Bedside Table Series: #2
by PQ Contributing Editor Shauna Osborn
The Roominghouse Madrigals: Early Selected Poems by Charles Bukowski was such a wonderful find at a local bookstore this month. Bukowski’s early work is definitely more lyrical than his later poems, but the color of his work is constant and present.
As with all Bukowski, you can smell the cheap liquor and stale cigarette smoke wafting from each page. “O, We Are the Outcasts,” “The Literary Life,” and “Interviewed by a Guggenheim Recipient” feature one of his favorite groups to beat upon in lyrical form—other poets. No one can claim he holds back while slashing through the hypocrisy he envisions amongst his peers, even in his early work. Poems such as these fit solidly with the texture one expects from Bukowski.

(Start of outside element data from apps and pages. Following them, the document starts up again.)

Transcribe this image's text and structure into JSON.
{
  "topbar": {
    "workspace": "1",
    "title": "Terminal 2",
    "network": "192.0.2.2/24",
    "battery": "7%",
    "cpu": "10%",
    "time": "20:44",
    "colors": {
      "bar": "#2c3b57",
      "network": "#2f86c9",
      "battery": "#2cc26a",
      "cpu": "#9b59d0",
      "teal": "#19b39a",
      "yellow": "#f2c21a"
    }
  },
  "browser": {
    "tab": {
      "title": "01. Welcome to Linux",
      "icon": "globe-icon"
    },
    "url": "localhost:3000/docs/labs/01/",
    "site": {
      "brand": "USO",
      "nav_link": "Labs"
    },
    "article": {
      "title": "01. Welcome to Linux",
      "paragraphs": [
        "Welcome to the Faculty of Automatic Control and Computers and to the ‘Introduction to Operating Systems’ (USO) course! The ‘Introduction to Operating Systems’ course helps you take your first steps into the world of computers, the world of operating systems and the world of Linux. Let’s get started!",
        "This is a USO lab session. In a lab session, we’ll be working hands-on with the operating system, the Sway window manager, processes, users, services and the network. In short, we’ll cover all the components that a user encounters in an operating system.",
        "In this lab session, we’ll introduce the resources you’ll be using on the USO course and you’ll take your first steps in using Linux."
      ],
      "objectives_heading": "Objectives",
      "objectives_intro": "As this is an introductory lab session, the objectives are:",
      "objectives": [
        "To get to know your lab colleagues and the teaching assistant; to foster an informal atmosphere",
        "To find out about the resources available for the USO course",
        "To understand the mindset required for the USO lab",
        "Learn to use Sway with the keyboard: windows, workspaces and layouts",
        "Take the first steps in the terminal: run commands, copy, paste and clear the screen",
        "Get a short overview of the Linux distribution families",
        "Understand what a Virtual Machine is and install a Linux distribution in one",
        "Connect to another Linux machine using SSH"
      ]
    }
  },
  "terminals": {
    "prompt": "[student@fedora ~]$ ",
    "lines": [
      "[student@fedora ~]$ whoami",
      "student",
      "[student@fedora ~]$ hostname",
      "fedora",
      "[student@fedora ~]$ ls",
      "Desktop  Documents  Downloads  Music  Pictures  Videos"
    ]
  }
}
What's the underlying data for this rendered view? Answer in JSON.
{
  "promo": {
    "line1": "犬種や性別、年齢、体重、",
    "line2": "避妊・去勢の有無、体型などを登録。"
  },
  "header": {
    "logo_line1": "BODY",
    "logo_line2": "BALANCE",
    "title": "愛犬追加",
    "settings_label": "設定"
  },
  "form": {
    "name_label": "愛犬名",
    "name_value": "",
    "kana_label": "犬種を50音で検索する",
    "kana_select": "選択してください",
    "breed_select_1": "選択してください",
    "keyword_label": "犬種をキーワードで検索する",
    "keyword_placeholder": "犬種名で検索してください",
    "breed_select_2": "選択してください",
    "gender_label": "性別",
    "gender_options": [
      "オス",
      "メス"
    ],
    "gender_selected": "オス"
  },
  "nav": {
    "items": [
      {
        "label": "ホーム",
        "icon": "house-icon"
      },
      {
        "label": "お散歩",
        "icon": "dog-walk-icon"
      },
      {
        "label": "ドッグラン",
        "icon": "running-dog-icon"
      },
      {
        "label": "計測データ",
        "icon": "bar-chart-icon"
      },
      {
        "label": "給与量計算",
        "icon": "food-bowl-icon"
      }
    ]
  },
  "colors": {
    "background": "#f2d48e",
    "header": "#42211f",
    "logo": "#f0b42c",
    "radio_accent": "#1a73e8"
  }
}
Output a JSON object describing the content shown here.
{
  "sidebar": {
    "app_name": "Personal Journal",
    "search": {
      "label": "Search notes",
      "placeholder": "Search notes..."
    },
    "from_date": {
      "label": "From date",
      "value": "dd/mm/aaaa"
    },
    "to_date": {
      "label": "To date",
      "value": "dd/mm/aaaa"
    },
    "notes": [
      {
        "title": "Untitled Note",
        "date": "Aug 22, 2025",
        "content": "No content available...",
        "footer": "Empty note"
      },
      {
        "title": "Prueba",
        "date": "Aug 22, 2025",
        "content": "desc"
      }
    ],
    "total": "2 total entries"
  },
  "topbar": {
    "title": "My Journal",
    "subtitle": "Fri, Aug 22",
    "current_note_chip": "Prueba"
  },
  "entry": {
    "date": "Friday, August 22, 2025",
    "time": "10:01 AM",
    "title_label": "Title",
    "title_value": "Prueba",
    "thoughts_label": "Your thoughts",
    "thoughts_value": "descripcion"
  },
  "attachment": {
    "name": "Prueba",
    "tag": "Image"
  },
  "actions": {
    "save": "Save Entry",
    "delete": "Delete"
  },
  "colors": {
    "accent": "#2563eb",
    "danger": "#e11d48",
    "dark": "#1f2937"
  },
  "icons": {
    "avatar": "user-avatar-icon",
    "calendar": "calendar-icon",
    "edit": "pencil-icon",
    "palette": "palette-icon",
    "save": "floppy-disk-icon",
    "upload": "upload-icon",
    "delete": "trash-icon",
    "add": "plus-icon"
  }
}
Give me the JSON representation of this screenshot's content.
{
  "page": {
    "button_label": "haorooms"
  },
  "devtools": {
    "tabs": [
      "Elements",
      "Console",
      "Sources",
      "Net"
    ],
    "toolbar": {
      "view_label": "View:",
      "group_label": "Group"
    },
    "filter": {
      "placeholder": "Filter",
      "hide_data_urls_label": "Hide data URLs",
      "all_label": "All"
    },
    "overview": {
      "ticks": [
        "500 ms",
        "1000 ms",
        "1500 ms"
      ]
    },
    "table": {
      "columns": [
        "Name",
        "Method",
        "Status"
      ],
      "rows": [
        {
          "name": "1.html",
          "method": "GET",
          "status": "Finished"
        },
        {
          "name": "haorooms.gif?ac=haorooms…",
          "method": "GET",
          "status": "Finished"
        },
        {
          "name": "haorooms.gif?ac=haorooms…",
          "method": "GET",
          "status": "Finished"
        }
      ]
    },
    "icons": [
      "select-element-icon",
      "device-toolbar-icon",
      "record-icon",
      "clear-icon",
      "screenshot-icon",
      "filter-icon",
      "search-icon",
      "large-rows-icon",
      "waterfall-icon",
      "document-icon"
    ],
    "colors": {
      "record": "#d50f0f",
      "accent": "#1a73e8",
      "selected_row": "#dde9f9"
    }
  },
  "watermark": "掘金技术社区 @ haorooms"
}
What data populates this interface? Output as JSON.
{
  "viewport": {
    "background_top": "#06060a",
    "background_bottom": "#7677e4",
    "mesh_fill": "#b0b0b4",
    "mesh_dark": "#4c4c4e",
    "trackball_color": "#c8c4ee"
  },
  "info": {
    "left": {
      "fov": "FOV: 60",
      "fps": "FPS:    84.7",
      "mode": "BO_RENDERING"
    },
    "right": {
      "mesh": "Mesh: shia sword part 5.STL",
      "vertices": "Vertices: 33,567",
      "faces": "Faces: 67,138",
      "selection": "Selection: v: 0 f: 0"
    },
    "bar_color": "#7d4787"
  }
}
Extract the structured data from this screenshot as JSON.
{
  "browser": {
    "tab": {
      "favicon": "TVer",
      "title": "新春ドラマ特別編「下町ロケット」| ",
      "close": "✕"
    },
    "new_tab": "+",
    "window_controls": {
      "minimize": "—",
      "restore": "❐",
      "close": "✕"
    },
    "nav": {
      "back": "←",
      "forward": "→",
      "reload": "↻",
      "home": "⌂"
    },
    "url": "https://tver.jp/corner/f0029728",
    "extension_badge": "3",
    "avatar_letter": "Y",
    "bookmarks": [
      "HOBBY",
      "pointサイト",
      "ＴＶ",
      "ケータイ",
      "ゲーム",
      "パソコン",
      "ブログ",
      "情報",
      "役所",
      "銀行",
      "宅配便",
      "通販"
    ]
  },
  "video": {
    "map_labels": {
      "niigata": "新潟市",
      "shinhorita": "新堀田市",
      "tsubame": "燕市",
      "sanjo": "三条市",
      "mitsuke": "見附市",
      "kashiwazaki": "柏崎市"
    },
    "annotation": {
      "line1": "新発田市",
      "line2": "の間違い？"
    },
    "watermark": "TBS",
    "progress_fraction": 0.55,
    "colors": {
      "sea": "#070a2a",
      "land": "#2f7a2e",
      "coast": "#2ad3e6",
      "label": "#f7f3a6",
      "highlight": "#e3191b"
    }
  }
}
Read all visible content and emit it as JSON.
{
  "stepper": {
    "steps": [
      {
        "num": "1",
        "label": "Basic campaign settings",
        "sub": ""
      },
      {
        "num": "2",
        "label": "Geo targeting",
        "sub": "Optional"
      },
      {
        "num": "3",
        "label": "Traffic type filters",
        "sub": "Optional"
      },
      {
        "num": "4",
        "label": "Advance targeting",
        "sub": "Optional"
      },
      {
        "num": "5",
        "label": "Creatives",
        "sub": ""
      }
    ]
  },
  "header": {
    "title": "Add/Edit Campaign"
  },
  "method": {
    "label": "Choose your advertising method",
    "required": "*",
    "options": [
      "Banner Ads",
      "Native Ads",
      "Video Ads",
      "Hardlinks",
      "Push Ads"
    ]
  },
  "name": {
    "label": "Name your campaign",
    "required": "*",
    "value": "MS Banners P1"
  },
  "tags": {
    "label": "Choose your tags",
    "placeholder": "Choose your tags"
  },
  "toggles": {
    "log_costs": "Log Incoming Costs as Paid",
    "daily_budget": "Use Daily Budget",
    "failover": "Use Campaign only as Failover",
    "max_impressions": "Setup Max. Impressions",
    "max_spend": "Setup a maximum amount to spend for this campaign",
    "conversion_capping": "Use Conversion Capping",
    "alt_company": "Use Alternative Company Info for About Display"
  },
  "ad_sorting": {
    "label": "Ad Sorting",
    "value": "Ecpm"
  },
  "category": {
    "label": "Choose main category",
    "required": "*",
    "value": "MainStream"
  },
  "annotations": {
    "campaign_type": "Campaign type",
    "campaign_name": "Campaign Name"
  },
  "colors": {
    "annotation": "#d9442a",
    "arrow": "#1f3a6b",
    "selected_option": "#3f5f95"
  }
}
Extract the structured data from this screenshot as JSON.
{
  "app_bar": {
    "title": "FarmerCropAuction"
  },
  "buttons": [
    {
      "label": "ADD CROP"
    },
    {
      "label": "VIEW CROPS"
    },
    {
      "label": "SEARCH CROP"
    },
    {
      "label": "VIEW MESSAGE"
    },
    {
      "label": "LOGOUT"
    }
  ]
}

Yet, poems like “The Sun Wields Mercy,” “Singing Is Fire,” and “Counsel” wax almost hopeful. The lyrical effects within poems such as these are soft and startling—so much so that after reading certain poems, I had to check the cover of the book again. I have a lot of affection for these poems—the ones that make me question what I had come to expect of Bukowski. The spots of unfamiliar light and surprising joy are all the stronger surrounded by what would be considered the quintessential grit of Bukowski’s later work.
While I have thoroughly enjoyed reading essay collections written by June Jordan in the past, I must admit I had not read any of her poetry until I found Passion: New Poems a short time ago. Jordan’s poetic work mirrors the strength and political activism found in her essays without question.
Poems like “Case in Point” and “Rape is Not a Poem” focus on bringing voice to those women silenced by assault. Through her use of short lines and twists in conversation amongst the characters, Jordan pulls the reader into the scene to witness the violence still tormenting the persona. There are many shocking moments in Jordan’s poems that draw attention to outrageous treatment of her characters or specific political moments. Even the first poem of the collection “Poem for Nana,” which focuses on an oil spill and Native American issues, sets up the reader for these head jerking moments with its first stanza:
Shauna Osborn is a Comanche/German mestiza who works as an instructor, wordsmith,and community organizer in Albuquerque, New Mexico. She received her Master of Fine Arts from New Mexico State University in 2005. Shauna has won various awards for her academic research, photography, and poetry. Her first collection of creative nonfiction is currently being considered for publication.